What is expected: Every record needs to be repeated exactly; its pictures do not.

START Available data

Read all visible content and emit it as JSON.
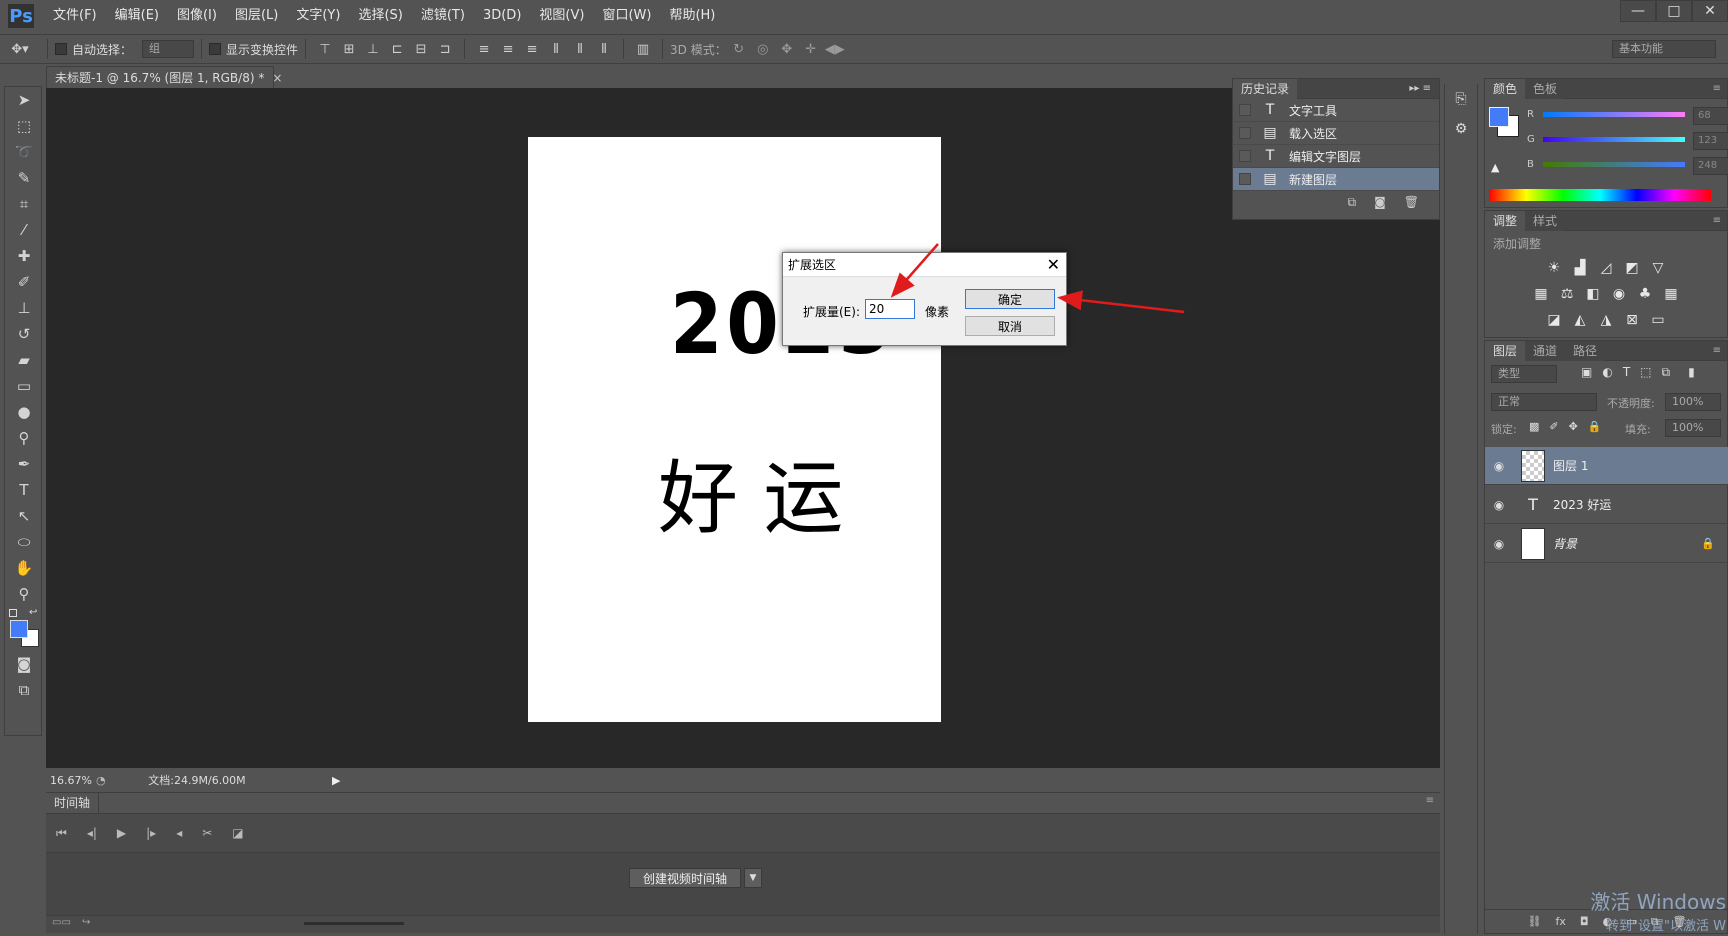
{
  "menubar": {
    "logo": "Ps",
    "items": [
      "文件(F)",
      "编辑(E)",
      "图像(I)",
      "图层(L)",
      "文字(Y)",
      "选择(S)",
      "滤镜(T)",
      "3D(D)",
      "视图(V)",
      "窗口(W)",
      "帮助(H)"
    ]
  },
  "window_controls": {
    "minimize": "—",
    "restore": "□",
    "close": "✕"
  },
  "options_bar": {
    "auto_select_label": "自动选择：",
    "auto_select_value": "组",
    "show_transform_label": "显示变换控件",
    "mode_3d_label": "3D 模式：",
    "workspace": "基本功能"
  },
  "document": {
    "tab_title": "未标题-1 @ 16.7% (图层 1, RGB/8) *",
    "text_line1": "2023",
    "text_line2": "好 运"
  },
  "status": {
    "zoom": "16.67%",
    "doc_info": "文档:24.9M/6.00M"
  },
  "timeline": {
    "tab": "时间轴",
    "create_button": "创建视频时间轴"
  },
  "history": {
    "tab": "历史记录",
    "items": [
      {
        "icon": "T",
        "label": "文字工具"
      },
      {
        "icon": "▤",
        "label": "载入选区"
      },
      {
        "icon": "T",
        "label": "编辑文字图层"
      },
      {
        "icon": "▤",
        "label": "新建图层"
      }
    ]
  },
  "dialog": {
    "title": "扩展选区",
    "expand_label": "扩展量(E):",
    "expand_value": "20",
    "unit": "像素",
    "ok": "确定",
    "cancel": "取消"
  },
  "color_panel": {
    "tabs": [
      "颜色",
      "色板"
    ],
    "channels": [
      {
        "label": "R",
        "value": "68"
      },
      {
        "label": "G",
        "value": "123"
      },
      {
        "label": "B",
        "value": "248"
      }
    ],
    "foreground": "#447bf8"
  },
  "adjust_panel": {
    "tabs": [
      "调整",
      "样式"
    ],
    "title": "添加调整"
  },
  "layers_panel": {
    "tabs": [
      "图层",
      "通道",
      "路径"
    ],
    "filter": "类型",
    "blend_mode": "正常",
    "opacity_label": "不透明度:",
    "opacity_value": "100%",
    "lock_label": "锁定:",
    "fill_label": "填充:",
    "fill_value": "100%",
    "layers": [
      {
        "name": "图层 1"
      },
      {
        "name": "2023 好运"
      },
      {
        "name": "背景"
      }
    ]
  },
  "watermark": {
    "line1": "激活 Windows",
    "line2": "转到\"设置\"以激活 W"
  }
}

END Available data

Your response:
Read all visible content and emit it as JSON.
{
  "menubar": {
    "logo": "Ps",
    "items": [
      "文件(F)",
      "编辑(E)",
      "图像(I)",
      "图层(L)",
      "文字(Y)",
      "选择(S)",
      "滤镜(T)",
      "3D(D)",
      "视图(V)",
      "窗口(W)",
      "帮助(H)"
    ]
  },
  "window_controls": {
    "minimize": "—",
    "restore": "□",
    "close": "✕"
  },
  "options_bar": {
    "auto_select_label": "自动选择：",
    "auto_select_value": "组",
    "show_transform_label": "显示变换控件",
    "mode_3d_label": "3D 模式：",
    "workspace": "基本功能"
  },
  "document": {
    "tab_title": "未标题-1 @ 16.7% (图层 1, RGB/8) *",
    "text_line1": "2023",
    "text_line2": "好 运"
  },
  "status": {
    "zoom": "16.67%",
    "doc_info": "文档:24.9M/6.00M"
  },
  "timeline": {
    "tab": "时间轴",
    "create_button": "创建视频时间轴"
  },
  "history": {
    "tab": "历史记录",
    "items": [
      {
        "icon": "T",
        "label": "文字工具"
      },
      {
        "icon": "▤",
        "label": "载入选区"
      },
      {
        "icon": "T",
        "label": "编辑文字图层"
      },
      {
        "icon": "▤",
        "label": "新建图层"
      }
    ]
  },
  "dialog": {
    "title": "扩展选区",
    "expand_label": "扩展量(E):",
    "expand_value": "20",
    "unit": "像素",
    "ok": "确定",
    "cancel": "取消"
  },
  "color_panel": {
    "tabs": [
      "颜色",
      "色板"
    ],
    "channels": [
      {
        "label": "R",
        "value": "68"
      },
      {
        "label": "G",
        "value": "123"
      },
      {
        "label": "B",
        "value": "248"
      }
    ],
    "foreground": "#447bf8"
  },
  "adjust_panel": {
    "tabs": [
      "调整",
      "样式"
    ],
    "title": "添加调整"
  },
  "layers_panel": {
    "tabs": [
      "图层",
      "通道",
      "路径"
    ],
    "filter": "类型",
    "blend_mode": "正常",
    "opacity_label": "不透明度:",
    "opacity_value": "100%",
    "lock_label": "锁定:",
    "fill_label": "填充:",
    "fill_value": "100%",
    "layers": [
      {
        "name": "图层 1"
      },
      {
        "name": "2023 好运"
      },
      {
        "name": "背景"
      }
    ]
  },
  "watermark": {
    "line1": "激活 Windows",
    "line2": "转到\"设置\"以激活 W"
  }
}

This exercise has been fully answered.